Faleke said, “The amount that will be deducted from your account directly, without recourse to you in 2021 is N7.77bn. Write it down. In 2022, the amount that will be deducted from your account is N7.925bn. In 2023, by the grace of God, God spearing our lives, the amount that will be deducted from your account is N8bn.”
Speaker of the House, Femi Gbajabiamila, had during the commencement of the interactive session on the 2021 to 2023 Medium Term Expenditure Framework and Fiscal Strategy Paper on Thursday, declared that under-remittances to government coffers by revenue generating agencies was partly responsible for borrowings by the government to finance the budget.
The speaker, however, warmed revenue the agencies to desist from under remitting revenue generated to the federation account.
“Our country is currently facing a fiscal crisis, compounded by the intense disruption that has been wrought on our economic performance and financial projections by the COVID-19 pandemic.

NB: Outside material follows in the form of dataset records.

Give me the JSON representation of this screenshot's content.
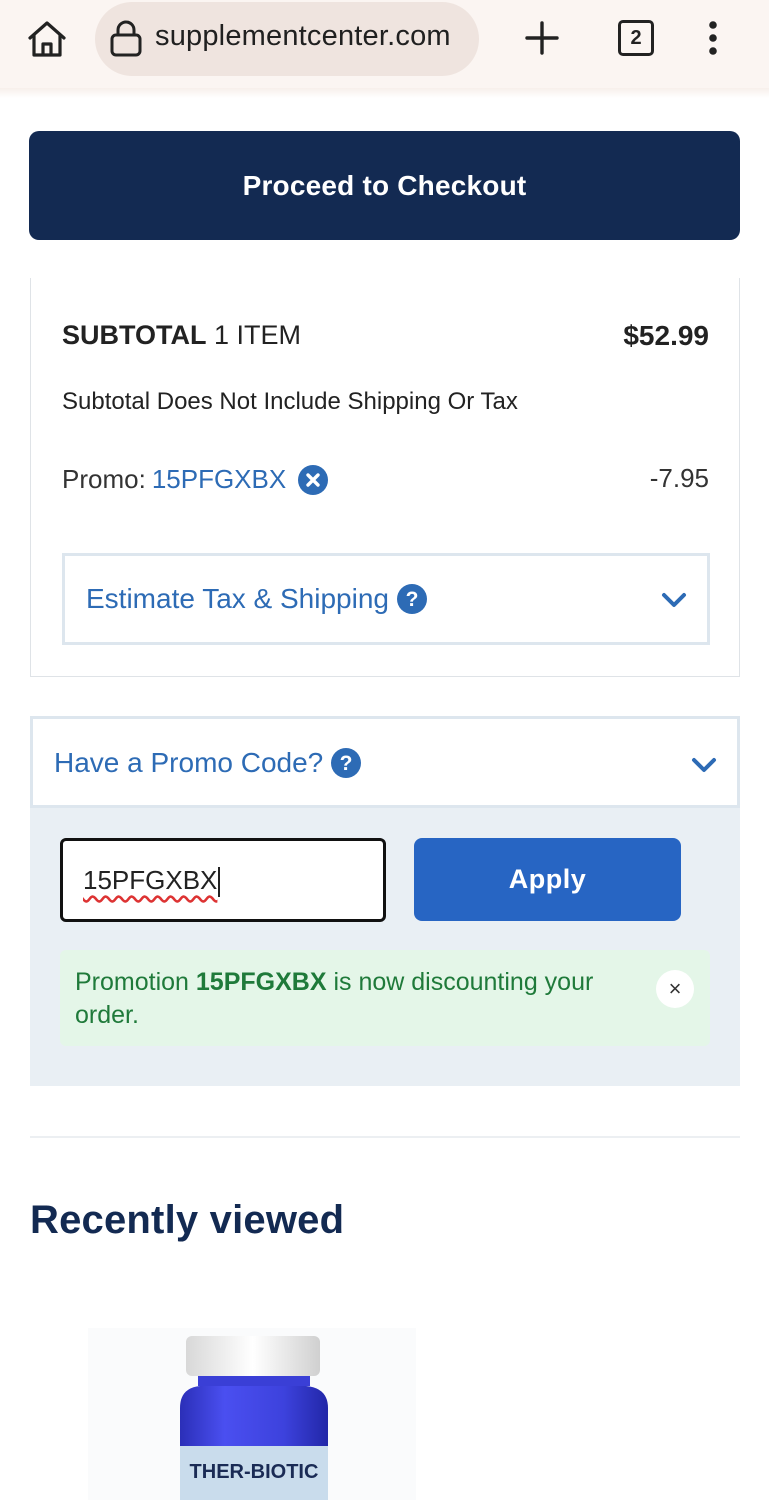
{
  "browser": {
    "url": "supplementcenter.com",
    "tab_count": "2",
    "icons": [
      "home-icon",
      "lock-icon",
      "plus-icon",
      "tabs-icon",
      "more-vert-icon"
    ]
  },
  "checkout": {
    "button_label": "Proceed to Checkout"
  },
  "summary": {
    "subtotal_label": "SUBTOTAL",
    "item_count": "1 ITEM",
    "subtotal_value": "$52.99",
    "note": "Subtotal Does Not Include Shipping Or Tax",
    "promo_label": "Promo:",
    "promo_code": "15PFGXBX",
    "promo_amount": "-7.95",
    "estimate_label": "Estimate Tax & Shipping"
  },
  "promo_section": {
    "header_label": "Have a Promo Code?",
    "input_value": "15PFGXBX",
    "apply_label": "Apply",
    "success_prefix": "Promotion ",
    "success_code": "15PFGXBX",
    "success_suffix": " is now discounting your order.",
    "close_label": "×"
  },
  "recently_viewed": {
    "title": "Recently viewed",
    "product_label": "THER-BIOTIC"
  },
  "colors": {
    "navy": "#132a52",
    "link_blue": "#2d6bb5",
    "apply_blue": "#2765c3",
    "success_green": "#1f7a3a"
  }
}
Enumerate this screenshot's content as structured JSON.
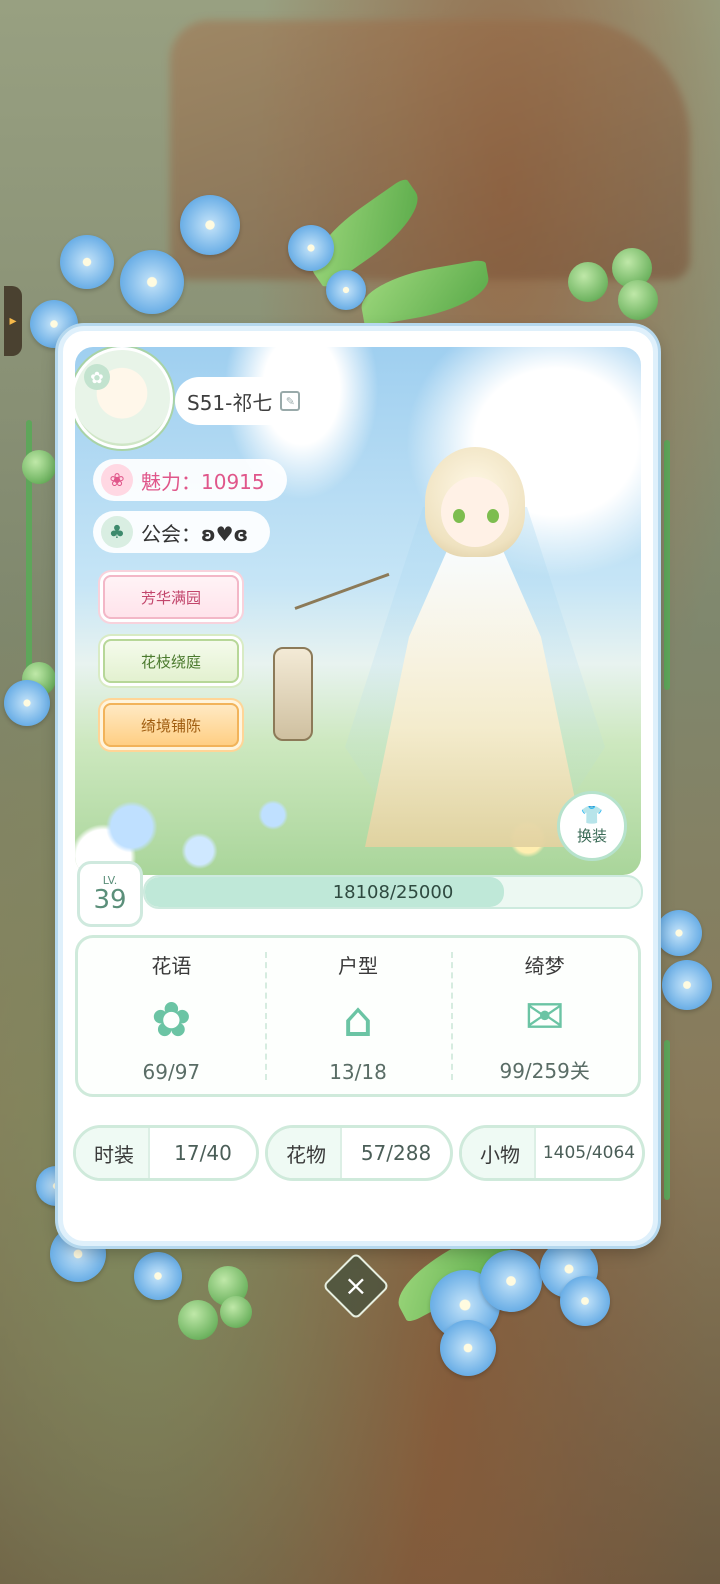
{
  "profile": {
    "name": "S51-祁七",
    "charm_label": "魅力：",
    "charm_value": "10915",
    "guild_label": "公会：",
    "guild_value": "ʚ♥ɞ"
  },
  "titles": [
    "芳华满园",
    "花枝绕庭",
    "绮境铺陈"
  ],
  "outfit_button": "换装",
  "level": {
    "lv_label": "LV.",
    "value": "39",
    "xp_text": "18108/25000",
    "xp_current": 18108,
    "xp_max": 25000
  },
  "collections": [
    {
      "title": "花语",
      "count": "69/97",
      "icon": "flower-icon"
    },
    {
      "title": "户型",
      "count": "13/18",
      "icon": "house-icon"
    },
    {
      "title": "绮梦",
      "count": "99/259关",
      "icon": "quill-letter-icon"
    }
  ],
  "items": [
    {
      "label": "时装",
      "value": "17/40"
    },
    {
      "label": "花物",
      "value": "57/288"
    },
    {
      "label": "小物",
      "value": "1405/4064"
    }
  ],
  "colors": {
    "accent": "#6bc4a4",
    "charm": "#e0568a"
  }
}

We are not the only ones,” Gbajabiamila said.
While appearing before the Joint Committee yesterday, the director, Budget Planning, Research, and Statistics at the CAC, Dr. Gado Shehu, explained that the CAC had an approved revenue budget of N15.770bn in 2019 while the budgetary performance was N12,675bn. He also said the commission remitted N100m.
Shehu said the CAC in 2018 had a budget of N16.621bn but realised N11bn yet did not remit revenue.
“The approved revenue budget for 2020 is N18bn, while the CAC had by June realised N8.3bn. By June, because the Federal Government has started direct deduction from our revenue, they have deducted N69m. 25 per cent of whatever drops into our account is deducted,” he said.
Faleke, however, expressed surprise on how CAC remitted only N100m after getting over N12bn saying: “Even that N100m that you remitted, it was the committee that forced you to remit it, I remember.”
He chairman also observed that N69million is less than 10 per cent of N8.3bn, which is even below the 25 per cent expected remittance.
While speaking on the proposal by the CAC for 2021, said the total projected revenue is N19.425bn.
Also at the hearing, the chairman/CEO of Nigeria Electricity Regulatory Commission (NERC), Prof. James Momoh, explained that the Commission got the sums of N6.47 billion in 2018, N8 billion in 2019, and N3.5 billion in 2020. The surplus on the budget was remitted, he said.
Worried by the poor performance of NERC to the extant financial regulations, the lawmakers unanimously resolved to conduct ab status of inquiry into the finances of the commission in line with the provisions of the 1999 Constitution which empowers the National Assembly to expose corruption.
Apparently dissatisfied with the presentations of most of the agencies that appeared before it, the joint committee resolved to probe the activities of some agencies.
The chairman, Faleke noted that there was a need to amend the Finance Act to reflect current realities.
He said: “We expect new amendments, a new Finance Act is coming. We’re saying agencies should limit their expenditure to 60 to 70 per cent of their income depending on their income.
“Lead agencies should limit theirs to 60 per cent, while the small agencies should limit theirs to 70 per cent.”